[Goal of the exercise]
Wherever the word "Transfer" appears in a line of the records, copy that line.

[Data to use]
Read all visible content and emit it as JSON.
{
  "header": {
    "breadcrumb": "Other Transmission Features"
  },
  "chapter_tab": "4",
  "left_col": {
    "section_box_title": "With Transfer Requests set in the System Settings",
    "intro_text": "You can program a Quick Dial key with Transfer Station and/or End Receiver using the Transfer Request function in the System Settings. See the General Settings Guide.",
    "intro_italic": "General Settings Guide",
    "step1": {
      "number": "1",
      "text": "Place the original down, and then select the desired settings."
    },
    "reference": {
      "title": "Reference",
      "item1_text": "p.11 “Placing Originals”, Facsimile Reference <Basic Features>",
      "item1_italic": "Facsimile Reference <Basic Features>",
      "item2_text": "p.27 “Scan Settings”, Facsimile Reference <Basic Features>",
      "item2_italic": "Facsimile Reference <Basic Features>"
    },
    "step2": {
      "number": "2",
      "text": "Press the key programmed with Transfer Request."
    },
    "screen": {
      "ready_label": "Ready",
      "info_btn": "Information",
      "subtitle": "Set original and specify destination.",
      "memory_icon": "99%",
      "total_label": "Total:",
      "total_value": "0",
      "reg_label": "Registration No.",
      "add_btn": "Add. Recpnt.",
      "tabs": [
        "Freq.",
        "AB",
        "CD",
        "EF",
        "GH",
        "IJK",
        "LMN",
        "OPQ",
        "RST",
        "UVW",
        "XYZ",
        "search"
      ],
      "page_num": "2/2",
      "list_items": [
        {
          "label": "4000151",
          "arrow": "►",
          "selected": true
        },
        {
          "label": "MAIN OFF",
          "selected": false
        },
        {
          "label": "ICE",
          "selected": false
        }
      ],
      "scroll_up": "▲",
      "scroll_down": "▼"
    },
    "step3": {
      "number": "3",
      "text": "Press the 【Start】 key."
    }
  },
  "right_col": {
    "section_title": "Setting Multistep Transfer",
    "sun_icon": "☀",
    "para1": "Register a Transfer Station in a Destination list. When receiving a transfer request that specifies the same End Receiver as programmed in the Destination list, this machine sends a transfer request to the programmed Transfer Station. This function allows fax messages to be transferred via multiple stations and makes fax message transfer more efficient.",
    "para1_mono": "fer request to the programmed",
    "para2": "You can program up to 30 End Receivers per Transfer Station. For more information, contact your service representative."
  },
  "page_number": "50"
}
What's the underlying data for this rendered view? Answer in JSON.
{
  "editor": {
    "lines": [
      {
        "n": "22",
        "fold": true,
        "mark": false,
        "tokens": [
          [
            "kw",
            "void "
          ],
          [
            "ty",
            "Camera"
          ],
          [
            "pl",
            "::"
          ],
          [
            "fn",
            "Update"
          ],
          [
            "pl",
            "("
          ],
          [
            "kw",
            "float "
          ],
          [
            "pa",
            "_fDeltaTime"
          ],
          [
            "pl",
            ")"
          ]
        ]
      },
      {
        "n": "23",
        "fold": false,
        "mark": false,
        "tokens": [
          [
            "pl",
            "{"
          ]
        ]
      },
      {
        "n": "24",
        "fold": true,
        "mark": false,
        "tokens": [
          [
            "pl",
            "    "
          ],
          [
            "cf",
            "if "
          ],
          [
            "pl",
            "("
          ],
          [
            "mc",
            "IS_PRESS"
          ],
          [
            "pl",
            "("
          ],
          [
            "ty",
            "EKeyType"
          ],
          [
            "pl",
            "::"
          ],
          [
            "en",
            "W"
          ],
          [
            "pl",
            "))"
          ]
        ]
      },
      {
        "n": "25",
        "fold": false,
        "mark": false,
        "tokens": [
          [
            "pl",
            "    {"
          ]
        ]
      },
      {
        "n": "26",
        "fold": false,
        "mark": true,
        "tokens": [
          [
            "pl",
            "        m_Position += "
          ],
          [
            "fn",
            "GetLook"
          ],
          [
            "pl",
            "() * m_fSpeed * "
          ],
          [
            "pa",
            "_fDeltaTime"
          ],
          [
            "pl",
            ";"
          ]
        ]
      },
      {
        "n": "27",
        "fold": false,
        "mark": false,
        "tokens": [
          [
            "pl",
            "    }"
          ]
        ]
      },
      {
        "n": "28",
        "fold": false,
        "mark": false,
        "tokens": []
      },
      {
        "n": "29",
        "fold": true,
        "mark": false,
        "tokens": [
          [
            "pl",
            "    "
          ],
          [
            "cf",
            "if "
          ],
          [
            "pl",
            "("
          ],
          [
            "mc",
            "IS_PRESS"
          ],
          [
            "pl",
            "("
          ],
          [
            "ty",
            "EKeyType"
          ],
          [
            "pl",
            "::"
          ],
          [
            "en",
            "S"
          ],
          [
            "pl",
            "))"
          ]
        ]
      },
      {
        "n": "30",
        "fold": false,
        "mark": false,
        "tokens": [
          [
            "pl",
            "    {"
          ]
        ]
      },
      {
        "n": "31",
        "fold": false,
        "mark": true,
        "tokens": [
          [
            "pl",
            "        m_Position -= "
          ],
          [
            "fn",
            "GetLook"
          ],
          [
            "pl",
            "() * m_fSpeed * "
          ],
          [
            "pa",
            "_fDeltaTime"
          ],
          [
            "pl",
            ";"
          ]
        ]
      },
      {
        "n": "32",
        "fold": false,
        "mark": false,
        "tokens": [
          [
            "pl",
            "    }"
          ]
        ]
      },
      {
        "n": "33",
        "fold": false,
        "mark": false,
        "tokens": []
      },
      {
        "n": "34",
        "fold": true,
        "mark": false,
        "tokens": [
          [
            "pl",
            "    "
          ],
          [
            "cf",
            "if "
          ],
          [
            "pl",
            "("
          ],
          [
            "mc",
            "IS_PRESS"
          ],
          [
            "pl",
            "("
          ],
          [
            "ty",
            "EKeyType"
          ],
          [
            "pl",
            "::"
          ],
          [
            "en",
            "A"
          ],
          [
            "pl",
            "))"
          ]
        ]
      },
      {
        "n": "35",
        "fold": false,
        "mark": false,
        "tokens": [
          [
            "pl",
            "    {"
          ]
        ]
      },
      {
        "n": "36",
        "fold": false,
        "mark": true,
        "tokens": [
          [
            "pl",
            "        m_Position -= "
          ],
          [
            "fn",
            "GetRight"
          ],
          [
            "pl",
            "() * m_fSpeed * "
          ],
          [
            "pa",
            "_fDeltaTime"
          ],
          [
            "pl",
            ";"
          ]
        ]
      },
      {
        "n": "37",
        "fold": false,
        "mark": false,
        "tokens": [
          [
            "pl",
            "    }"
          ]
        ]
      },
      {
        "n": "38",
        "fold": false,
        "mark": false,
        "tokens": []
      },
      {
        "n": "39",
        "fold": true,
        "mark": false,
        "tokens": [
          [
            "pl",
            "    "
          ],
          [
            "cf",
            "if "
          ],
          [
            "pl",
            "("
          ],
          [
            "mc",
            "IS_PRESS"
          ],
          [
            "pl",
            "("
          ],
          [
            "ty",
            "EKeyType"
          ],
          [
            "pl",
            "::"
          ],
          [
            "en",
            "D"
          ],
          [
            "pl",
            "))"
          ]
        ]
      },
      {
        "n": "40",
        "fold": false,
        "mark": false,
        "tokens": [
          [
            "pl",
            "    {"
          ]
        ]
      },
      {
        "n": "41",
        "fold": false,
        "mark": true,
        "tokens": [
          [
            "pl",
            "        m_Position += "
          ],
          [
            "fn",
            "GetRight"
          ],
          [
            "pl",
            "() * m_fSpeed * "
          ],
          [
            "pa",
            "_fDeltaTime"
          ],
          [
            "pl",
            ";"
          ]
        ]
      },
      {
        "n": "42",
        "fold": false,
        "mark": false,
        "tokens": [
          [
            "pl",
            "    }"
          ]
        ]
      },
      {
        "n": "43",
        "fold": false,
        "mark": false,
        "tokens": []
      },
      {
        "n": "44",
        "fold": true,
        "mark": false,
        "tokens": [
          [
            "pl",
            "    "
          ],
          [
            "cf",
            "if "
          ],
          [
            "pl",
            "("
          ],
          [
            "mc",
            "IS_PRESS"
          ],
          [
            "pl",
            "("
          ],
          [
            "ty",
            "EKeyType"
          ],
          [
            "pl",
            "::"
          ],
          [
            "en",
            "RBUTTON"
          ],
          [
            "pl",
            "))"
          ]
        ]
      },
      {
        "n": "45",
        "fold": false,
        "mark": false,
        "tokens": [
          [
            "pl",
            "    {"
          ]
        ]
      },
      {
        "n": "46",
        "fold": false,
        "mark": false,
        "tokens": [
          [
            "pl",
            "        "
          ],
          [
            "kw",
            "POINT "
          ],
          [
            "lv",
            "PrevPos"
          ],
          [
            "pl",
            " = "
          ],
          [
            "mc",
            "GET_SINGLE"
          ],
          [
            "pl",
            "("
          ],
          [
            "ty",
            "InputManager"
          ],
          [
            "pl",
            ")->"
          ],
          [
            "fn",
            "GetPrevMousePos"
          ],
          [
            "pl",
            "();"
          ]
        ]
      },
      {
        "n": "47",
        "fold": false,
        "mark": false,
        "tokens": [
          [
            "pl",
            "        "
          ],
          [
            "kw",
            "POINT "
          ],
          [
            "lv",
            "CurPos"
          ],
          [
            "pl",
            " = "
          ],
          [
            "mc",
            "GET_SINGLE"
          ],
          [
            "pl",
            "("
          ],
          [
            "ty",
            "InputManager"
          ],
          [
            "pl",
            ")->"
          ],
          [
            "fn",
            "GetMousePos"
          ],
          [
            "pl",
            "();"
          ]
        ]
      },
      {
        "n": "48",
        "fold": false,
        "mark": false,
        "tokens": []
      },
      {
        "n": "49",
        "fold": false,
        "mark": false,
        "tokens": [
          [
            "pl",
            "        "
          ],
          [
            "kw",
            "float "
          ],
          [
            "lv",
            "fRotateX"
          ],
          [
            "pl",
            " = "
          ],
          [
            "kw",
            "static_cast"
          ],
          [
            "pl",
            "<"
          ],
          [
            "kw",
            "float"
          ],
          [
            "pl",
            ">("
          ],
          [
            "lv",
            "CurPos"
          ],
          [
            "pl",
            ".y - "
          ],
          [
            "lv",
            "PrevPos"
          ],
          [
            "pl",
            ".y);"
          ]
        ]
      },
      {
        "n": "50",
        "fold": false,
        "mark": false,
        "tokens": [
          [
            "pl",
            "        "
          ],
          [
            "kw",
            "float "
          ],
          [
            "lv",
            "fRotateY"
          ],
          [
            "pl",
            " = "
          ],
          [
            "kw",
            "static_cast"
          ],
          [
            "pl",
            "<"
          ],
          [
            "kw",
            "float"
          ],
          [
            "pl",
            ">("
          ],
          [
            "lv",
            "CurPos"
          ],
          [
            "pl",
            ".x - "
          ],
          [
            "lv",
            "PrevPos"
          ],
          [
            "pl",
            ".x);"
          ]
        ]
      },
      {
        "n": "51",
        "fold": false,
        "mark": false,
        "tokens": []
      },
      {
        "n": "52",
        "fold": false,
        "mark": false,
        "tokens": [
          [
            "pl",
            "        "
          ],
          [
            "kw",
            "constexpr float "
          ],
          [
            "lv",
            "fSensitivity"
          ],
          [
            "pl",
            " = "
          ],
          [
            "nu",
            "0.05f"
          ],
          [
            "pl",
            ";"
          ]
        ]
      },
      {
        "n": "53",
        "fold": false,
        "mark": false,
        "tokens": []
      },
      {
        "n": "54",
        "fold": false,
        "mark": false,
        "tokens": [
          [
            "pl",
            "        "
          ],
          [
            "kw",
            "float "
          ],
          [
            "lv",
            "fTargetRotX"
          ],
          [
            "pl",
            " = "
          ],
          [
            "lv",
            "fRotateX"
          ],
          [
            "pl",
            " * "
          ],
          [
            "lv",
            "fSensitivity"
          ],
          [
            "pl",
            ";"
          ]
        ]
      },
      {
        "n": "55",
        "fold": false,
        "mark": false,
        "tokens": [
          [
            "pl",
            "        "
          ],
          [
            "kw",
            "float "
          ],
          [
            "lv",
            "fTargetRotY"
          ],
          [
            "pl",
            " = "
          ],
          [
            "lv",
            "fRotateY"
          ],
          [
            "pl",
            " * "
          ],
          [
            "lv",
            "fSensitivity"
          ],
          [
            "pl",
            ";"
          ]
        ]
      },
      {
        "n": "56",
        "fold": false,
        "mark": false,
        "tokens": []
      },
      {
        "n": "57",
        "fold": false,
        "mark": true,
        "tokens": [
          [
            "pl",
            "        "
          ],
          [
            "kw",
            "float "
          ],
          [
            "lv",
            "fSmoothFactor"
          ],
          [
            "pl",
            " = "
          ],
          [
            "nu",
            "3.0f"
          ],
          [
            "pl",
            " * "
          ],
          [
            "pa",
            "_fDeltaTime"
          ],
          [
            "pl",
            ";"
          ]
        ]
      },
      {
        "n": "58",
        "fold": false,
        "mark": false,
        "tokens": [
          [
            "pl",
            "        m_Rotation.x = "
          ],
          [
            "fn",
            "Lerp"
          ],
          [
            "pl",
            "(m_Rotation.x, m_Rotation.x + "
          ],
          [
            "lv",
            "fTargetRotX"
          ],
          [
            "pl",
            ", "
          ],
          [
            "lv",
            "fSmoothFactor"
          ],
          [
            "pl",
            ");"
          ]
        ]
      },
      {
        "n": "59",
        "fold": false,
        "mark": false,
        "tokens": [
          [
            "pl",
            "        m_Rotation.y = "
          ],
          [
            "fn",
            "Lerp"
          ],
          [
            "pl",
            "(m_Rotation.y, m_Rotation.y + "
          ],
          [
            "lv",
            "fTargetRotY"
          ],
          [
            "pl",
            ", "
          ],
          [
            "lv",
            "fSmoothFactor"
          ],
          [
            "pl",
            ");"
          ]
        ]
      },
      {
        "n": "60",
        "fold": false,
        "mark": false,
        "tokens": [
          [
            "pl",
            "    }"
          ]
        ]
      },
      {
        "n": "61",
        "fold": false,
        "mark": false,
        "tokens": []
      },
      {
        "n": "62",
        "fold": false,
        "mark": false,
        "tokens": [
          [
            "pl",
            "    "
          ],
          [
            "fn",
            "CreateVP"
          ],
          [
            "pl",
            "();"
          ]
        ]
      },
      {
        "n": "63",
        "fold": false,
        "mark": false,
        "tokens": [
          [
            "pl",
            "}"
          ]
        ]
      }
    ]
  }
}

[Exercise output]
    "section_box_title": "With Transfer Requests set in the System Settings",
    "intro_text": "You can program a Quick Dial key with Transfer Station and/or End Receiver using the Transfer Request function in the System Settings. See the General Settings Guide.",
      "text": "Press the key programmed with Transfer Request."
    "section_title": "Setting Multistep Transfer",
    "para1": "Register a Transfer Station in a Destination list. When receiving a transfer request that specifies the same End Receiver as programmed in the Destination list, this machine sends a transfer request to the programmed Transfer Station. This function allows fax messages to be transferred via multiple stations and makes fax message transfer more efficient.",
    "para2": "You can program up to 30 End Receivers per Transfer Station. For more information, contact your service representative."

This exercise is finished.